Screenplay : Tim Herlihy
MPAA Rating : PG-13
Year of Release : 2002
Stars : Adam Sandler (Longfellow Deeds), Winona Ryder (Babe Bennett), John Turturro (Emilio), Steve Buscemi (Crazy Eyes), Jared Harris (Mac), Peter Gallagher (Chuck Cedar), Allen Covert (Marty), Conchata Ferrell (Jan), Roark Critchlow (William)
Woe to poor Adam Sandler. Stuck in what appears to be a cinematic perpetual motion machine, he continues to show up year after year in dim-witted comedies organized around his increasingly unfunny presence. In his latest project, Mr. Deeds, Sandler once again offers ample proof of his limited range in portraying the titular hero by combining the boyish innocence of his character from The Wedding Singer (1998) with the violence of Happy Gilmore (1996)--in Sandler's terms, this is offering something for everyone.
Mr. Deeds is a remake of Frank Capra's earnest fable Mr. Deeds Goes to Town (1936), in which an old-fashioned small-town guy finds that he has suddenly inherited a fortune. Back in 1936, Gary Cooper only inherited $20 million, while Sandler's character, who owns a pizza restaurant in the tiny New Hampshire hamlet of Mandrake Falls, gets his hands on a cool $40 billion in stocks.
Like Cooper, Sandler's Deeds is a perpetual nice guy--his great dream is to pen Hallmark cards and he's so down to earth that he delivers the pizzas even though he owns the restaurant. However, unlike Cooper, Sandler's Deeds has an inexplicable violent streak, which leads to one bizarre scene in which he beats up a bunch of society flakes at a New York restaurant who were dumb enough to make fun of him. Of course, as written, his character should have turned the other cheek, but Sandler's audience loves to see him explode, so explode he does. (One also gets the feeling that the whole Hallmark card angle is just an excuse for Sandler to insert scenes of his reading the kind of silly-poignant poetry that his fans couldn't get enough of on Saturday Night Live--"Little Red Sweatshirt" anyone?)
In true 21st-century manner, Deeds' sudden wealth comes from an uncle who owned a Time-Warner-ish media conglomerate. Because it is headquartered in the bad Big Apple, Deeds must travel there so that oily corporate snakes like CEO Chuck Cedar (Peter Gallagher) can get the papers in order for him to sell his shares and any control over the company. Of course, as the movie argues in its painfully awkward power-to-the-little-people way, it should be nice guys like Deeds running multi-billion corporations and not weasely Armani-suit types like Cedar (in the post-Enron era, this is certainly a worthy message, although it is lugged around like a wooden cliché). However, when you stop and think about, the movie's ultimate message--what it's really saying--is that enormous conglomerates should never be broken up because people lose jobs, a rather absurd wannabe populist message that ignores things like, oh, monopoly control over information.
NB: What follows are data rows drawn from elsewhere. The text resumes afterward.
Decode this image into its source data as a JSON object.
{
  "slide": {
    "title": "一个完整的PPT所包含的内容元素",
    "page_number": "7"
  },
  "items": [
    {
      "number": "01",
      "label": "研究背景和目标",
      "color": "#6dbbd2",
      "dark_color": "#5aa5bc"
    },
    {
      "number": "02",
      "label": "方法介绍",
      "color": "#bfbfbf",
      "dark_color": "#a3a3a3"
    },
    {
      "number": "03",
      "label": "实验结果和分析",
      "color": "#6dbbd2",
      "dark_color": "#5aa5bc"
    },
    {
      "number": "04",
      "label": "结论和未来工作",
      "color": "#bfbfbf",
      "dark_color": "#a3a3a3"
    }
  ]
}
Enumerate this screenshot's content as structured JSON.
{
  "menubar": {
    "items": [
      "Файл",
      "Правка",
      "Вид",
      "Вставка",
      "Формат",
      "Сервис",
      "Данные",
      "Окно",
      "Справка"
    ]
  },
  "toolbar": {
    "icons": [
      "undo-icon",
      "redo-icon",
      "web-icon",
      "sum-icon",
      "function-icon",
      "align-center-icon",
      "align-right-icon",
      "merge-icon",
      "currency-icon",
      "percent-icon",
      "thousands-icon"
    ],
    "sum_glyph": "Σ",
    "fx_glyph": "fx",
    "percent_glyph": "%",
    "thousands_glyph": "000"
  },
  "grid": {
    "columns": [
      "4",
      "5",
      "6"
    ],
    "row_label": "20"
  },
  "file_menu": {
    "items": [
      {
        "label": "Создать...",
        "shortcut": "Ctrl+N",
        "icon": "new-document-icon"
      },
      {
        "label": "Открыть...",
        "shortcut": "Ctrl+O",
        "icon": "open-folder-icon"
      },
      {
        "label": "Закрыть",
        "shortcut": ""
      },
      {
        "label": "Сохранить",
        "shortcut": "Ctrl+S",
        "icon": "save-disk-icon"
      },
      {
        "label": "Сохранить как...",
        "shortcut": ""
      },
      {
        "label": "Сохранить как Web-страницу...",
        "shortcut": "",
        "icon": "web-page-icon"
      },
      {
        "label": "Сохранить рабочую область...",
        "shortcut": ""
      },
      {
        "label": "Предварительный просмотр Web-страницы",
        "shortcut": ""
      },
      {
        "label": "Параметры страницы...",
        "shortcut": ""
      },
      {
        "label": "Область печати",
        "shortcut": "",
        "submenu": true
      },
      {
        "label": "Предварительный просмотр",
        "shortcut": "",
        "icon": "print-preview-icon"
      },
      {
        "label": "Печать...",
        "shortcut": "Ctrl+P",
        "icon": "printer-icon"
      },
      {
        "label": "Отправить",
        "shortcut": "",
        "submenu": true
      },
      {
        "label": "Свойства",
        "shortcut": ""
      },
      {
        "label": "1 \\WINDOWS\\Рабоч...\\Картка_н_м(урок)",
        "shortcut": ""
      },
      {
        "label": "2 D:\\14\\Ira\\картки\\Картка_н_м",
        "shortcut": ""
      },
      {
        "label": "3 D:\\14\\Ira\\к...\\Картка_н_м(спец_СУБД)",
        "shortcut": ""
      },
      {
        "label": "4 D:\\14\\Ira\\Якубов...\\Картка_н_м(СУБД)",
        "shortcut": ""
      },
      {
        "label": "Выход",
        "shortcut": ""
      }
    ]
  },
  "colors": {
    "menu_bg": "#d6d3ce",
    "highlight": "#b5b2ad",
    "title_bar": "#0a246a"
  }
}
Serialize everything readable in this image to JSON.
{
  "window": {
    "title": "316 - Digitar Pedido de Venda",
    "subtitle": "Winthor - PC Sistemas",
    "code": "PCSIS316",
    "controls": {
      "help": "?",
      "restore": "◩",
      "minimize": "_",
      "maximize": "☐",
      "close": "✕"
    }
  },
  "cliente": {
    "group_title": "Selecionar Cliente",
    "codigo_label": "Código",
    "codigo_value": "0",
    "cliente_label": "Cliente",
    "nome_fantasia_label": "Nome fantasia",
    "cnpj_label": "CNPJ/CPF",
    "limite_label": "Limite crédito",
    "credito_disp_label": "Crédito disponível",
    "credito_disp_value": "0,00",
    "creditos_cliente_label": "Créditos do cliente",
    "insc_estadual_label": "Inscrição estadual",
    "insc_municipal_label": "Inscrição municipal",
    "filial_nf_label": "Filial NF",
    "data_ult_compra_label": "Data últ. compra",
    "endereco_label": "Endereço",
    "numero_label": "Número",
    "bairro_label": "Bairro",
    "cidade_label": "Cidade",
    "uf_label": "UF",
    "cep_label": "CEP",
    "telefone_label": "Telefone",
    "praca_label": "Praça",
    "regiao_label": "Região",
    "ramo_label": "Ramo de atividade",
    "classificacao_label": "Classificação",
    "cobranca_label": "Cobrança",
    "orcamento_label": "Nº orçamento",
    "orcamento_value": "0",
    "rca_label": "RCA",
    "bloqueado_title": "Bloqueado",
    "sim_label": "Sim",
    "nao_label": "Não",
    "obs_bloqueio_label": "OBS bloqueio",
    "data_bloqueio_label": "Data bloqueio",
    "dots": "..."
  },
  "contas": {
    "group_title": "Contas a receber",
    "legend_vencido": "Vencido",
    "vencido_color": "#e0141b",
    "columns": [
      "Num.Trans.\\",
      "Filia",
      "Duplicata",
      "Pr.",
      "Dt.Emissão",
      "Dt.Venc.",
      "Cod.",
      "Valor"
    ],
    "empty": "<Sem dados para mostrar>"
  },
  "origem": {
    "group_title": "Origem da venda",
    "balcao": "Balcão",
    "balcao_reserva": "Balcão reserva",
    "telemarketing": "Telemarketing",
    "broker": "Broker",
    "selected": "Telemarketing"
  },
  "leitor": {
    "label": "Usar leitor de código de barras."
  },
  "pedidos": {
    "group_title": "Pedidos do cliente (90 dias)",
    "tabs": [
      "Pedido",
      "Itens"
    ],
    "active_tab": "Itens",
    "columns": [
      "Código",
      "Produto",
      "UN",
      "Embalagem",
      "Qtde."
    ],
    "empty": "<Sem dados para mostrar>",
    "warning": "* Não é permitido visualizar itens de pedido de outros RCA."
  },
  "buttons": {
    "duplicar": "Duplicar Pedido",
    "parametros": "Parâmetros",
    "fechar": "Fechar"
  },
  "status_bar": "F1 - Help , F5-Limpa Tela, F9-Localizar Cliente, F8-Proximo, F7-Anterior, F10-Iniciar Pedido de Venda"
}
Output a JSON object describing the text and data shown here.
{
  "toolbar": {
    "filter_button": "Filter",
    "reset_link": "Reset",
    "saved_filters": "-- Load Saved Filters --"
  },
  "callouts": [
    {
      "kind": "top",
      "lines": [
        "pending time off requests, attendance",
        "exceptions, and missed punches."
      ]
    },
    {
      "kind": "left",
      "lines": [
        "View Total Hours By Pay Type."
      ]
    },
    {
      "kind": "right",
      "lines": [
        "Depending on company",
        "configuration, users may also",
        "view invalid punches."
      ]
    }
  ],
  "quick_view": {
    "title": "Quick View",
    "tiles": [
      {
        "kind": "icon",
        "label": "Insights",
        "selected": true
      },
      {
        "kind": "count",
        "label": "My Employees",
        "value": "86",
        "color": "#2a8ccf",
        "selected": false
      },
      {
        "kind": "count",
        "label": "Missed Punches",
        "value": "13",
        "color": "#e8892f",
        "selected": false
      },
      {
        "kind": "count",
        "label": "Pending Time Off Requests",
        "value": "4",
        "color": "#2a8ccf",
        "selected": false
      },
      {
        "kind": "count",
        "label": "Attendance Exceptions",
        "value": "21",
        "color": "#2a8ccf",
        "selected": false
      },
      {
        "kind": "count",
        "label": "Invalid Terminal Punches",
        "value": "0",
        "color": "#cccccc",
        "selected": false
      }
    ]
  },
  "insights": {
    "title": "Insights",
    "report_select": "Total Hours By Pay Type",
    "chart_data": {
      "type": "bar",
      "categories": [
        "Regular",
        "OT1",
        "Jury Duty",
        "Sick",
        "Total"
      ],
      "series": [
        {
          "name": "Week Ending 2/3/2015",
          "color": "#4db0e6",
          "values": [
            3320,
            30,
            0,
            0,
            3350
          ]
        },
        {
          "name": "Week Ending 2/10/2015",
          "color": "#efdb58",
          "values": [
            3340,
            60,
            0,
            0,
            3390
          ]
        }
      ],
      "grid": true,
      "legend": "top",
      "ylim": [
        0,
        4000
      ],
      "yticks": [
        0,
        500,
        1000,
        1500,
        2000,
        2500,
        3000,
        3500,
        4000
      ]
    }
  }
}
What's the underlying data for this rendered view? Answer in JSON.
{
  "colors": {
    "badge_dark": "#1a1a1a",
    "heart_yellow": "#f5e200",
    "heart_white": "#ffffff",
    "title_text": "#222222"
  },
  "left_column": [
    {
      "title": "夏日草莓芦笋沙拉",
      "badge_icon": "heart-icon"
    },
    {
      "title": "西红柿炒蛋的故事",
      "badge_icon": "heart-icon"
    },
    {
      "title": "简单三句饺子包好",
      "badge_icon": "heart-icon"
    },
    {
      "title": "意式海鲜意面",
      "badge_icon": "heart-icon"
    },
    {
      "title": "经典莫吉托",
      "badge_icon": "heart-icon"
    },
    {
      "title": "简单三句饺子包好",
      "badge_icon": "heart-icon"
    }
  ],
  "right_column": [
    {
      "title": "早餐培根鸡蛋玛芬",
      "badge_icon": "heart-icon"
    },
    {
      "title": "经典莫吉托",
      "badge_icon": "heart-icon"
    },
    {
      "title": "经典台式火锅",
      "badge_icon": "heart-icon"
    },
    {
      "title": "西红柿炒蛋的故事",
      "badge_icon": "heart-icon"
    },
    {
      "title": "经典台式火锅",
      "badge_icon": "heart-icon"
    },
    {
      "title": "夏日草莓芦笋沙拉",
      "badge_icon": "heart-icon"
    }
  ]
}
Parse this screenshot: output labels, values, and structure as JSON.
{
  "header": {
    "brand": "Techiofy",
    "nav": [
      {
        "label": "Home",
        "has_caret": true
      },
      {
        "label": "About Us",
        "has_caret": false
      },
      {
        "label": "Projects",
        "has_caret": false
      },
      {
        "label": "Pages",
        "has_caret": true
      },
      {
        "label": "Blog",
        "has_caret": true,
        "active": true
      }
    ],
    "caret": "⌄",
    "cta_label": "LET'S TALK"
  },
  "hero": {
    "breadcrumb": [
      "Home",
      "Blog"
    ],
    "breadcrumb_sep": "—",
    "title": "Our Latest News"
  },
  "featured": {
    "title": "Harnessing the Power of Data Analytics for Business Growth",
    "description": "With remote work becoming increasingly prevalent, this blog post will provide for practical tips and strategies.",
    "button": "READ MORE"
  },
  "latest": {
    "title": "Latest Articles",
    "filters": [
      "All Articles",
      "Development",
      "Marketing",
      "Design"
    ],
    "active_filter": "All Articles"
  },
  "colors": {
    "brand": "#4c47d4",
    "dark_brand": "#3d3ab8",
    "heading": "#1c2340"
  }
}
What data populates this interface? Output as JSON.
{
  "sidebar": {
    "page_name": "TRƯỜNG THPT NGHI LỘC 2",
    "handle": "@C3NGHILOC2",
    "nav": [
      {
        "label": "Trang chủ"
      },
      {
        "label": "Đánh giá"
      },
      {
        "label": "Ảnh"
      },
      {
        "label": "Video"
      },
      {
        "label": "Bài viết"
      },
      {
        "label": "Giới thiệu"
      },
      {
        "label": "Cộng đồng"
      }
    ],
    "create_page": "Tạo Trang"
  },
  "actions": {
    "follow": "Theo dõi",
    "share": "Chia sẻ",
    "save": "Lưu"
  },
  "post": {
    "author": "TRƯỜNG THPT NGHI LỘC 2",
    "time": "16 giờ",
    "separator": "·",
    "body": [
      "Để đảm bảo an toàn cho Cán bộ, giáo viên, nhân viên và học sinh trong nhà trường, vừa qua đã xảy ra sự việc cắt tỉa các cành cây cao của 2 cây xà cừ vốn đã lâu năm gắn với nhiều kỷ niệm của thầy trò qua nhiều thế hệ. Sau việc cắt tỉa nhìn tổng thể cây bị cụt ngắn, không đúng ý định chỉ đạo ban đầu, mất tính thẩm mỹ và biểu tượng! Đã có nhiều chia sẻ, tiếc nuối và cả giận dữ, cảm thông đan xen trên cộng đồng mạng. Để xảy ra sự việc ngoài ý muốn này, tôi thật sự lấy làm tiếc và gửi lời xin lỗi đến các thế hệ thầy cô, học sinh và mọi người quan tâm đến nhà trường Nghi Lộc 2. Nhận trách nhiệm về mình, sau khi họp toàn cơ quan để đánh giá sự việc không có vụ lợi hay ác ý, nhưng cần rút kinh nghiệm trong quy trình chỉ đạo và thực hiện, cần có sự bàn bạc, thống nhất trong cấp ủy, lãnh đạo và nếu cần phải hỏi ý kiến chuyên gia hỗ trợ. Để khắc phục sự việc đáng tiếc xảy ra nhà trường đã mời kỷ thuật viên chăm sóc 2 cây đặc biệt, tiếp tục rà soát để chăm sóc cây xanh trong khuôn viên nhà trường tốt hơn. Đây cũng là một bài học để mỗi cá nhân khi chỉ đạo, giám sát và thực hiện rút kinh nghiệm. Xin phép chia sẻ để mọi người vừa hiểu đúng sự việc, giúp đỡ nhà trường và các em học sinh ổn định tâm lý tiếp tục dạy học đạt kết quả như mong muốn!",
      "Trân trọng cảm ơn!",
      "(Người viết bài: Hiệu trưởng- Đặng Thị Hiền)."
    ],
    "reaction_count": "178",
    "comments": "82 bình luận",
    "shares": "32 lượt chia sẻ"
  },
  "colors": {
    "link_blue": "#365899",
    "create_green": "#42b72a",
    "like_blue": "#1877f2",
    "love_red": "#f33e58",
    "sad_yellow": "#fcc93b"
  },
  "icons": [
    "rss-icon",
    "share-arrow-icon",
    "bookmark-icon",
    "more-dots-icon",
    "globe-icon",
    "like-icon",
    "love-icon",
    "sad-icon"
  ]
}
At its heart, Mr. Deeds is just another dumbed-down comedy, although it aspires to social satire (while feeling like it was written over a weekend). Director Steven Brill (who helmed Sandler's last vehicle, the underperforming Little Nicky) and writer Tim Herlihy (who has the dubious distinction of having written seven of Sandler's movies) try to get plenty of satirical mileage by going after the all-too-obvious target of the tabloid media, personified in Mac (Jared Harris), the slick and ethically challenged host of an Entertainment Tonight-like show called Total Access (is his Australian accent some kind of an in-joke reference to Wayne Gale in Natural Born Killers?).
Mac has one of his struggling reporters, Babe Bennett (Winona Ryder), go undercover and romance Deeds to get the inside scoop. Of course, because Deeds' heart is so big, he immediately falls in love with the reporter-in-disguise and she with him. Ryder, who is more famous now for her court appearances that for her acting, should be given some credit for maintaining an almost genuine romantic sensibility, which is certainly more appealing than Sandler's puppy-love routine.
Mr. Deeds, although rote and almost completely devoid of laughs, does offer a few small gems courtesy of two talented character actors, Jon Turturro and Steve Buscemi (marking the fourth time now that he's been the best thing in a Sandler vehicle). Turturro plays Emilio, Mr. Deeds' Spanish butler with a foot fetish and an amusing ability to materialize anywhere at any given moment; he's both creepy and charming at the same time. For his part, Buscemi plays a schizophrenic Mandrake Falls local yokel aptly named Crazy Eyes because his retinas are never pointing in the same direction. Buscemi, whose buggy eyes have always been one of his great physical characteristics, plays the part to the hilt by downplaying everything. Every moment he's one screen is funny, which is all well and good except that it constantly reminds you of just how unfunny the rest of the movie is.
Copyright © 2002 James Kendrick